### Task details:
Copy out the data exactly, leaving the pictures behind.

Data records:
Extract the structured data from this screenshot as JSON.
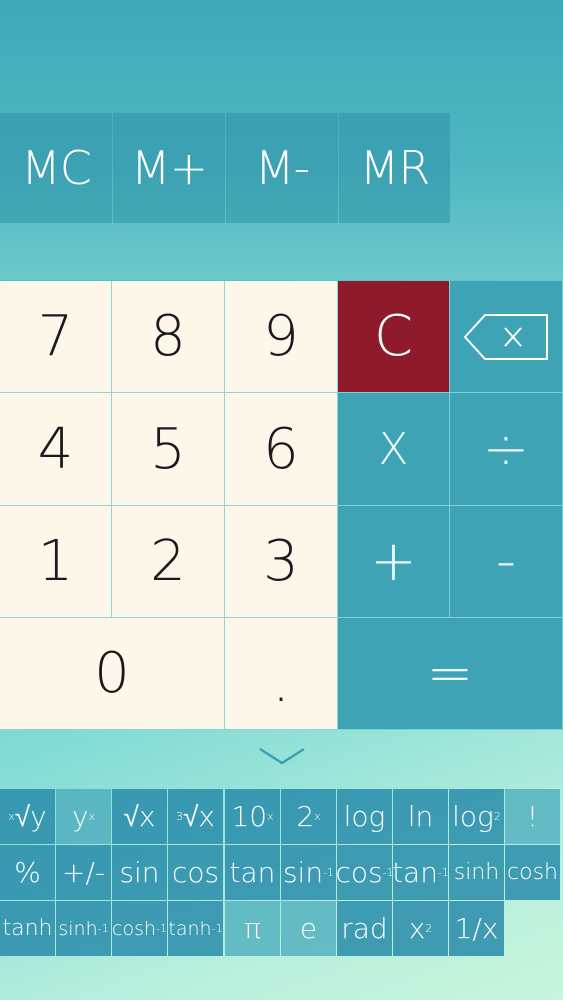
{
  "memory": [
    "MC",
    "M+",
    "M-",
    "MR"
  ],
  "keys": {
    "seven": "7",
    "eight": "8",
    "nine": "9",
    "four": "4",
    "five": "5",
    "six": "6",
    "one": "1",
    "two": "2",
    "three": "3",
    "zero": "0",
    "dot": ".",
    "clear": "C",
    "multiply": "X",
    "divide": "÷",
    "plus": "+",
    "minus": "-",
    "equals": "="
  },
  "sci_row1": [
    "√y",
    "y",
    "√x",
    "√x",
    "10",
    "2",
    "log",
    "ln",
    "log",
    "!"
  ],
  "sci_row1_sups": [
    "x",
    "x",
    "",
    "3",
    "x",
    "x",
    "",
    "",
    "2",
    ""
  ],
  "sci_row2": [
    "%",
    "+/-",
    "sin",
    "cos",
    "tan",
    "sin",
    "cos",
    "tan",
    "sinh",
    "cosh"
  ],
  "sci_row2_sups": [
    "",
    "",
    "",
    "",
    "",
    "-1",
    "-1",
    "-1",
    "",
    ""
  ],
  "sci_row3": [
    "tanh",
    "sinh",
    "cosh",
    "tanh",
    "π",
    "e",
    "rad",
    "x",
    "1/x"
  ],
  "sci_row3_sups": [
    "",
    "-1",
    "-1",
    "-1",
    "",
    "",
    "",
    "2",
    ""
  ],
  "colors": {
    "clear_red": "#8e1a2c",
    "operator_teal": "#3ea3b5",
    "number_cream": "#fdf7ea"
  },
  "icons": {
    "backspace": "backspace-icon",
    "collapse": "chevron-down-icon"
  }
}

### Result of this task:
Extract the structured data from this screenshot as JSON.
{
  "memory": [
    "MC",
    "M+",
    "M-",
    "MR"
  ],
  "keys": {
    "seven": "7",
    "eight": "8",
    "nine": "9",
    "four": "4",
    "five": "5",
    "six": "6",
    "one": "1",
    "two": "2",
    "three": "3",
    "zero": "0",
    "dot": ".",
    "clear": "C",
    "multiply": "X",
    "divide": "÷",
    "plus": "+",
    "minus": "-",
    "equals": "="
  },
  "sci_row1": [
    "√y",
    "y",
    "√x",
    "√x",
    "10",
    "2",
    "log",
    "ln",
    "log",
    "!"
  ],
  "sci_row1_sups": [
    "x",
    "x",
    "",
    "3",
    "x",
    "x",
    "",
    "",
    "2",
    ""
  ],
  "sci_row2": [
    "%",
    "+/-",
    "sin",
    "cos",
    "tan",
    "sin",
    "cos",
    "tan",
    "sinh",
    "cosh"
  ],
  "sci_row2_sups": [
    "",
    "",
    "",
    "",
    "",
    "-1",
    "-1",
    "-1",
    "",
    ""
  ],
  "sci_row3": [
    "tanh",
    "sinh",
    "cosh",
    "tanh",
    "π",
    "e",
    "rad",
    "x",
    "1/x"
  ],
  "sci_row3_sups": [
    "",
    "-1",
    "-1",
    "-1",
    "",
    "",
    "",
    "2",
    ""
  ],
  "colors": {
    "clear_red": "#8e1a2c",
    "operator_teal": "#3ea3b5",
    "number_cream": "#fdf7ea"
  },
  "icons": {
    "backspace": "backspace-icon",
    "collapse": "chevron-down-icon"
  }
}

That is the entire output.